    In Vegas NL, it's normal for the straddle to be limited to 2x the BB in the UTG position, but some rooms will allow unlimited NL straddles. For a NL straddle, if you're playing 1/2 the straddle should be $4 and the minimum raised bet SHOULD be $6. Some rooms will require you to double the straddle and bet $8.

    If you're playing during the WSOP, there may be more straddle options. I'm not sure it's legal in Nevada, but I've heard of side games during the WSOP that allowed either a button or Mississippi straddle. A button straddle works like a normal straddle hand, except that the button can straddle. If UTG has already straddled, he gets his straddle back.

    In a MS straddle, the button gets first option to straddle. If the button declines, the cutoff gets the option. The declined option moves around the table to the right until it hits UTG.
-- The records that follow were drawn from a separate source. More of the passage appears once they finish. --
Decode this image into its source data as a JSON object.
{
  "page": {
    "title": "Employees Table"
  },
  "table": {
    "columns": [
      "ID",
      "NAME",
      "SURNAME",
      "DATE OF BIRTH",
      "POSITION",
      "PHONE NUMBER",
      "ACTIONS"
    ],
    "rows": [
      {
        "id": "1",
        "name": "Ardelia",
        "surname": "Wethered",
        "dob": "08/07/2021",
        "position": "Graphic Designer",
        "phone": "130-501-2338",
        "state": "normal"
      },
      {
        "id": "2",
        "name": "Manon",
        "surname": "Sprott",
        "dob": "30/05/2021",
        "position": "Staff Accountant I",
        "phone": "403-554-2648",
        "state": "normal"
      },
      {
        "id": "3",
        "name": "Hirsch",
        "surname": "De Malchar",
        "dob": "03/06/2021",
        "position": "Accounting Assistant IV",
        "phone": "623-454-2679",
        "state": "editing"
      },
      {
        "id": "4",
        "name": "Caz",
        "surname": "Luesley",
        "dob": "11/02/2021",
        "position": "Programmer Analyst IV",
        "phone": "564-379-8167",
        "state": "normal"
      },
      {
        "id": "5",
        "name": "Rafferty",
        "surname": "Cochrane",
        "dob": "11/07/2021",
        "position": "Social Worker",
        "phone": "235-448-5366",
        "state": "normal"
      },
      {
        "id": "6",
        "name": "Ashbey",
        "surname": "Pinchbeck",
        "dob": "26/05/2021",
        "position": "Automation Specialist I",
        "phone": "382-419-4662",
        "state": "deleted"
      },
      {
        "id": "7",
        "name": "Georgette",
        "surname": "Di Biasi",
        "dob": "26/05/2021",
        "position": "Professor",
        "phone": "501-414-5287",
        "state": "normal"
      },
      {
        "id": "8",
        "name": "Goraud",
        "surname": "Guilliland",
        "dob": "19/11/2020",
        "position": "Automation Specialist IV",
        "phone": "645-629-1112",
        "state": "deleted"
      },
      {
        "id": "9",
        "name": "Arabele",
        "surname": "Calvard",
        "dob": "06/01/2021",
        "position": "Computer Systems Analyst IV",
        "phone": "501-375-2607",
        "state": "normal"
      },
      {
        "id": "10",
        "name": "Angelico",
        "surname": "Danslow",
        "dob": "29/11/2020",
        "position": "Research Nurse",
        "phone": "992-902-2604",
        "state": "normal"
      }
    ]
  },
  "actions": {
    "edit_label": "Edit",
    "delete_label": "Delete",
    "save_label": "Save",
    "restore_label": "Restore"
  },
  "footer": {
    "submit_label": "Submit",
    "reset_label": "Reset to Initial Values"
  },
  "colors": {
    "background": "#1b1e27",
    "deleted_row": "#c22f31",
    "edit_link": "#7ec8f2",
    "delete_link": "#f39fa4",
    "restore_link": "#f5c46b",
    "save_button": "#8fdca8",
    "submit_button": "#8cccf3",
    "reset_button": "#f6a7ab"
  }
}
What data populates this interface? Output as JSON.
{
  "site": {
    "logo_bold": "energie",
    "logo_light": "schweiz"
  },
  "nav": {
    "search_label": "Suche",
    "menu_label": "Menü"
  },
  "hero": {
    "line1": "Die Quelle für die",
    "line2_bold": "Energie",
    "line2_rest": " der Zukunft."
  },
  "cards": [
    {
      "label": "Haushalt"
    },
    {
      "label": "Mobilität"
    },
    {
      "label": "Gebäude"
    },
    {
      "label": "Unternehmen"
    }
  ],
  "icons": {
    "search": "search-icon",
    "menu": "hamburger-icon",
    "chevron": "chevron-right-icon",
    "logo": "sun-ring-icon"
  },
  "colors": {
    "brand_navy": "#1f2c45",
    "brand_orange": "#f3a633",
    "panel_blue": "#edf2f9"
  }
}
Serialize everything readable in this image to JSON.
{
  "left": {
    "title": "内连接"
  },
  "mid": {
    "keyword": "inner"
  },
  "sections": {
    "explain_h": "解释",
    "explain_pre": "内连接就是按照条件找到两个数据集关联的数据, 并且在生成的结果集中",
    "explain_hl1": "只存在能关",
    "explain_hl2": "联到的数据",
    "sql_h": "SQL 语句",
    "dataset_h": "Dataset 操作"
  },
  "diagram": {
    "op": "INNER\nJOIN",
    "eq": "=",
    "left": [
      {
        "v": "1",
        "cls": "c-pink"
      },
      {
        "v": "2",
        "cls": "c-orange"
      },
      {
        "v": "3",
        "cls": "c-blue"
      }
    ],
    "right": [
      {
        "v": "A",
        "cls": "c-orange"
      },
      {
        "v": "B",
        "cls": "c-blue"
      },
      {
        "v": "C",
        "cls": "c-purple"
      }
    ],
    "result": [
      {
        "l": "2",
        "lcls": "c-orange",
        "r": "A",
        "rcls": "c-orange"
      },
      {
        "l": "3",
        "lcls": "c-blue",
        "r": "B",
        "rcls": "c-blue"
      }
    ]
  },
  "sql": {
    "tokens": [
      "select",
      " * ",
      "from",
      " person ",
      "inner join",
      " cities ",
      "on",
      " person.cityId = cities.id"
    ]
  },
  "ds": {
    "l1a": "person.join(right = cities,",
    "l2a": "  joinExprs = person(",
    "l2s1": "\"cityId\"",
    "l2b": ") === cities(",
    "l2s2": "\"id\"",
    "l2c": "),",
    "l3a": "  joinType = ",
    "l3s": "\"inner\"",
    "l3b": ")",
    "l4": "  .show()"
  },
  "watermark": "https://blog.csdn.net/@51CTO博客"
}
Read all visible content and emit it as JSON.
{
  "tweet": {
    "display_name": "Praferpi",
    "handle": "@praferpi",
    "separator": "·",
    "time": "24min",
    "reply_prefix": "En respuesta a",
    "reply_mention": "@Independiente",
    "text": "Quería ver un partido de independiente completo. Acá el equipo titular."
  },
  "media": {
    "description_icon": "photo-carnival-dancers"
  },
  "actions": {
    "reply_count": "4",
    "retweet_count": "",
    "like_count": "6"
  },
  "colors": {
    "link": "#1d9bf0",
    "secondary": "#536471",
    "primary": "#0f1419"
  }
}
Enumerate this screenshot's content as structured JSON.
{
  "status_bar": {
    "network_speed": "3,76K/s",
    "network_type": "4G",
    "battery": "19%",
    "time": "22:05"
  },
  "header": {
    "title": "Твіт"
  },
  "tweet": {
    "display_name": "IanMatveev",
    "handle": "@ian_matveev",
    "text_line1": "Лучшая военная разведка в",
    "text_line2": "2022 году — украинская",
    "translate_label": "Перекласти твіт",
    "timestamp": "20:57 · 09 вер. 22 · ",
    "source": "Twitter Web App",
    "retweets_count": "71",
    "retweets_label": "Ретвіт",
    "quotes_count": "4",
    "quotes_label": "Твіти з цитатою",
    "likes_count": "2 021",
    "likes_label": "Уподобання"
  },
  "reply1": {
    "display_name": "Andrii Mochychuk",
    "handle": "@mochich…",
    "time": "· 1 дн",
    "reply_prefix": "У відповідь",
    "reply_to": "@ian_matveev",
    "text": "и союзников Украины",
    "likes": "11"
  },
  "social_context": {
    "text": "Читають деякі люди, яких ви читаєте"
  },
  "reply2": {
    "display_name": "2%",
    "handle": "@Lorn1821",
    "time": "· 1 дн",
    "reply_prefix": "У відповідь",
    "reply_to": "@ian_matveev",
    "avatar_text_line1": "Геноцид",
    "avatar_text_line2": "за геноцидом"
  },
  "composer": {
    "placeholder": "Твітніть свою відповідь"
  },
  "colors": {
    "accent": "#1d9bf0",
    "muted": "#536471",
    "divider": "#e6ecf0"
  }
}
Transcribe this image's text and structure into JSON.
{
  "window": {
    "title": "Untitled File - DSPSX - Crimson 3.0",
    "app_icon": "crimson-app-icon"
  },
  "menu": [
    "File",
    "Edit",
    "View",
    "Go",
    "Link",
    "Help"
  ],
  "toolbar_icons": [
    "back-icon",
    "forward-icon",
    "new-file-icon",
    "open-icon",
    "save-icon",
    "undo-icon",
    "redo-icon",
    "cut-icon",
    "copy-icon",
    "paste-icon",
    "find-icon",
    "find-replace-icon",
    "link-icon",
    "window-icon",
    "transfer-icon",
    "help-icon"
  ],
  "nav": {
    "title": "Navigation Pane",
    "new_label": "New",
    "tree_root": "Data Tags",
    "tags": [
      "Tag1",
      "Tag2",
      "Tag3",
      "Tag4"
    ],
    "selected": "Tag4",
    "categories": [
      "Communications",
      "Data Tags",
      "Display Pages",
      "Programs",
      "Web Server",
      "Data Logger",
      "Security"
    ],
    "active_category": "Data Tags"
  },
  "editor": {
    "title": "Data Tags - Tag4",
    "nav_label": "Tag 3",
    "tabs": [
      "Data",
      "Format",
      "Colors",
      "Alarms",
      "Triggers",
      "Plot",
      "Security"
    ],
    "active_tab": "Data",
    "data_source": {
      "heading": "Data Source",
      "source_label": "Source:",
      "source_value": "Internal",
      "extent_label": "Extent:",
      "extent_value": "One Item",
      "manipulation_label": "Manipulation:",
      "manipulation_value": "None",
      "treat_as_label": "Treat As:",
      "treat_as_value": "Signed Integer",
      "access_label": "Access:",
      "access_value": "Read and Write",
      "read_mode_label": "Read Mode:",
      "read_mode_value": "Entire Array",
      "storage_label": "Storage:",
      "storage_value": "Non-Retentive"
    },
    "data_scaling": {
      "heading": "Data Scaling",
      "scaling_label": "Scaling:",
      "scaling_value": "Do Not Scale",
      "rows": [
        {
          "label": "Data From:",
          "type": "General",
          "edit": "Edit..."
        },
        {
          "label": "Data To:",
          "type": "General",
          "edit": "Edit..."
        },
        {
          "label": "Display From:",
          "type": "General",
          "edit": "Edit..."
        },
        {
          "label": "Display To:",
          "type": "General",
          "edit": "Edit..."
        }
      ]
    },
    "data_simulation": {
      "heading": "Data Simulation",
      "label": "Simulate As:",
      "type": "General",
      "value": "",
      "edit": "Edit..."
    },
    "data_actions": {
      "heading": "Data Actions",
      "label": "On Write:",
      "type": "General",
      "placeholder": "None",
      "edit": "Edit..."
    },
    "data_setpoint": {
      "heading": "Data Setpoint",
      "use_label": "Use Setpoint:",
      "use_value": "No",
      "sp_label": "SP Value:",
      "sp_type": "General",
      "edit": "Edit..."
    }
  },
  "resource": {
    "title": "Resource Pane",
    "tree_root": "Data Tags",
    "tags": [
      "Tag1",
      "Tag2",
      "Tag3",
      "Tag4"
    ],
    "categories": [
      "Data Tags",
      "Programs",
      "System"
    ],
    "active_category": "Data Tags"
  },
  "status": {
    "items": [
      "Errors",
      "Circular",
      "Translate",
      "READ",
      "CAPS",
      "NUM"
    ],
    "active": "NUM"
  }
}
    In general, you should always straddle the button if it's allowed.